**DATA TO USE**:
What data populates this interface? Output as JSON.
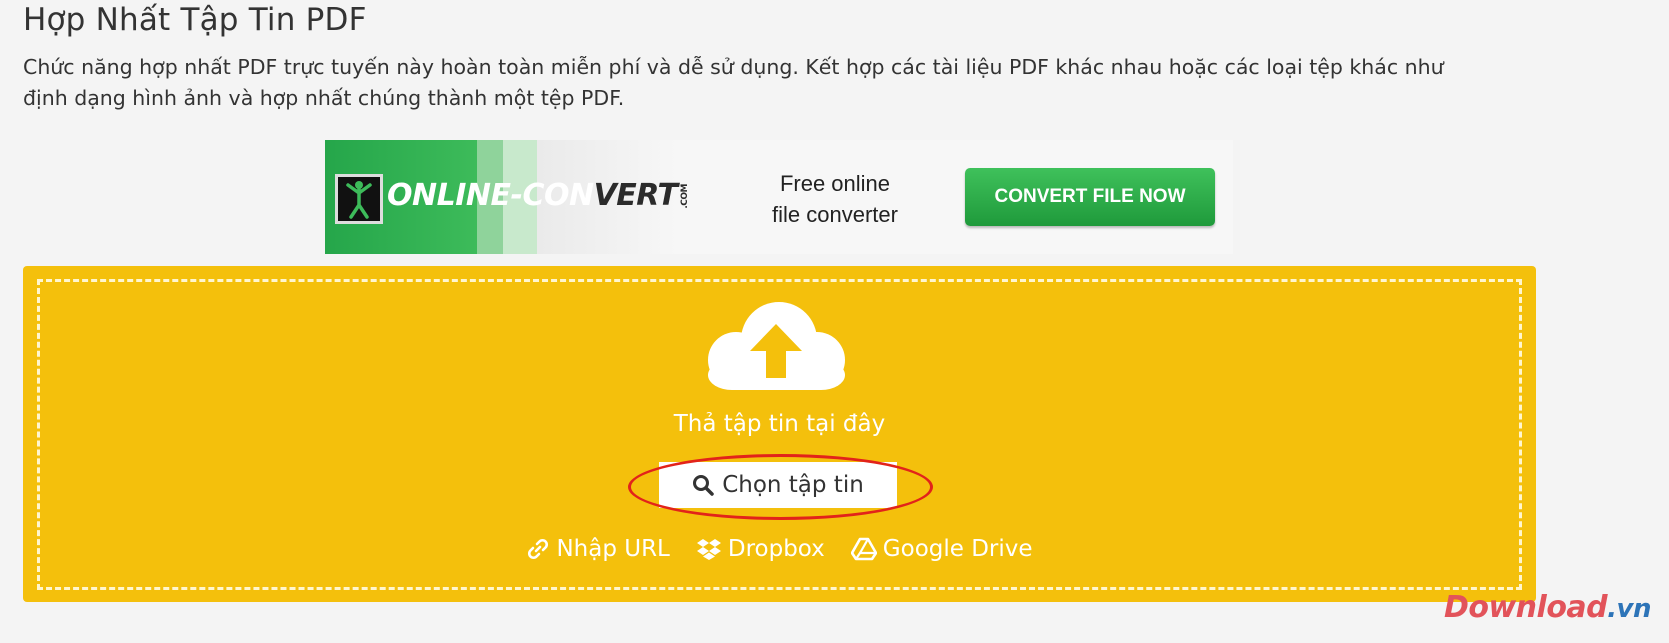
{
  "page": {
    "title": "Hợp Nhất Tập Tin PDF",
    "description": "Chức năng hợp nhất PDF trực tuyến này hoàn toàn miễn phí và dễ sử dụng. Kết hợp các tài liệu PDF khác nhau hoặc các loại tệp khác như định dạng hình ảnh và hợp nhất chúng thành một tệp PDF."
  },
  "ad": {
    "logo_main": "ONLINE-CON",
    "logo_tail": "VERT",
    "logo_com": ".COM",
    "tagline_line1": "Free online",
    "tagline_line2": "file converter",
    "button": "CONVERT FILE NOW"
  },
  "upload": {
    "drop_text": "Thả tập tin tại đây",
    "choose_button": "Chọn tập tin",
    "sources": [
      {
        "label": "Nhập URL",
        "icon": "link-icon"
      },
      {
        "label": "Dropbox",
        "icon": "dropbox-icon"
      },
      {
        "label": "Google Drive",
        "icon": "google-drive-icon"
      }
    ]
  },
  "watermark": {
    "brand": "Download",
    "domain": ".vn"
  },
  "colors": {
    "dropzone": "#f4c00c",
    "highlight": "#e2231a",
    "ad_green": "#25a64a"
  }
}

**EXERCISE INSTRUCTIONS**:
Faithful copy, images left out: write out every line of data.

**SOLUTION FOR THIS EXERCISE**:
What data populates this interface? Output as JSON.
{
  "page": {
    "title": "Hợp Nhất Tập Tin PDF",
    "description": "Chức năng hợp nhất PDF trực tuyến này hoàn toàn miễn phí và dễ sử dụng. Kết hợp các tài liệu PDF khác nhau hoặc các loại tệp khác như định dạng hình ảnh và hợp nhất chúng thành một tệp PDF."
  },
  "ad": {
    "logo_main": "ONLINE-CON",
    "logo_tail": "VERT",
    "logo_com": ".COM",
    "tagline_line1": "Free online",
    "tagline_line2": "file converter",
    "button": "CONVERT FILE NOW"
  },
  "upload": {
    "drop_text": "Thả tập tin tại đây",
    "choose_button": "Chọn tập tin",
    "sources": [
      {
        "label": "Nhập URL",
        "icon": "link-icon"
      },
      {
        "label": "Dropbox",
        "icon": "dropbox-icon"
      },
      {
        "label": "Google Drive",
        "icon": "google-drive-icon"
      }
    ]
  },
  "watermark": {
    "brand": "Download",
    "domain": ".vn"
  },
  "colors": {
    "dropzone": "#f4c00c",
    "highlight": "#e2231a",
    "ad_green": "#25a64a"
  }
}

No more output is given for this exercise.